** RECORDED DATA follows **
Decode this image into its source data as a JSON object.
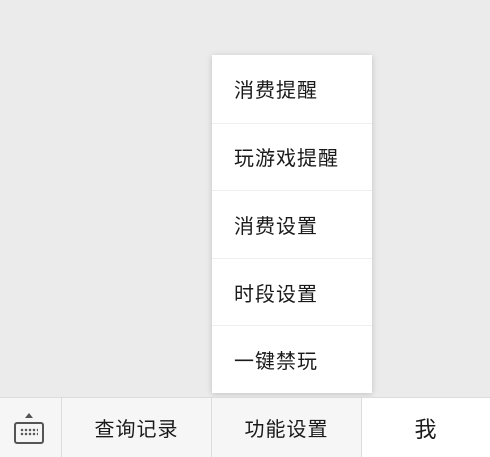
{
  "popup_menu": {
    "items": [
      {
        "label": "消费提醒"
      },
      {
        "label": "玩游戏提醒"
      },
      {
        "label": "消费设置"
      },
      {
        "label": "时段设置"
      },
      {
        "label": "一键禁玩"
      }
    ]
  },
  "bottom_bar": {
    "keyboard_toggle_icon": "keyboard-icon",
    "tabs": [
      {
        "label": "查询记录"
      },
      {
        "label": "功能设置"
      },
      {
        "label": "我"
      }
    ]
  }
}
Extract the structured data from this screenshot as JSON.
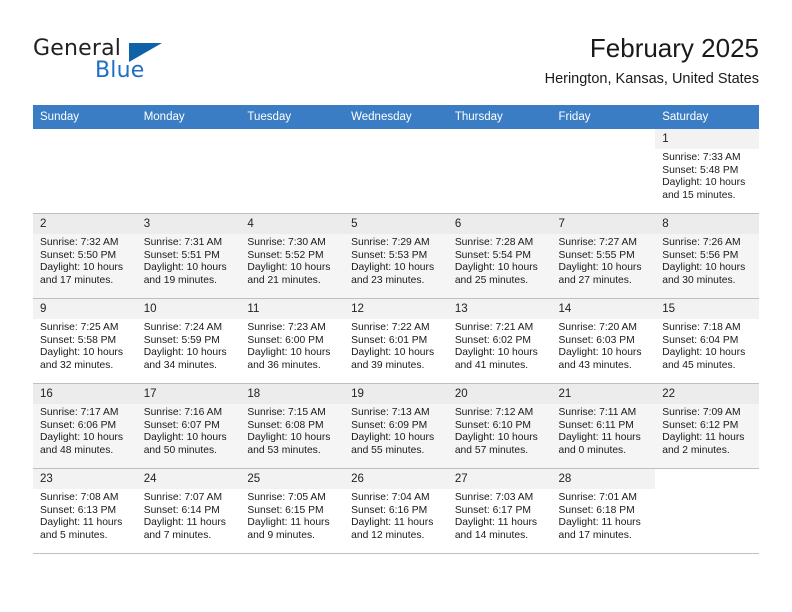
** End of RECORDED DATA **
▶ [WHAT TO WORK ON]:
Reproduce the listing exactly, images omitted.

▶ [EXERCISE OUTPUT]:
Decode this image into its source data as a JSON object.
{
  "popup_menu": {
    "items": [
      {
        "label": "消费提醒"
      },
      {
        "label": "玩游戏提醒"
      },
      {
        "label": "消费设置"
      },
      {
        "label": "时段设置"
      },
      {
        "label": "一键禁玩"
      }
    ]
  },
  "bottom_bar": {
    "keyboard_toggle_icon": "keyboard-icon",
    "tabs": [
      {
        "label": "查询记录"
      },
      {
        "label": "功能设置"
      },
      {
        "label": "我"
      }
    ]
  }
}
Extract the structured data from this screenshot as JSON.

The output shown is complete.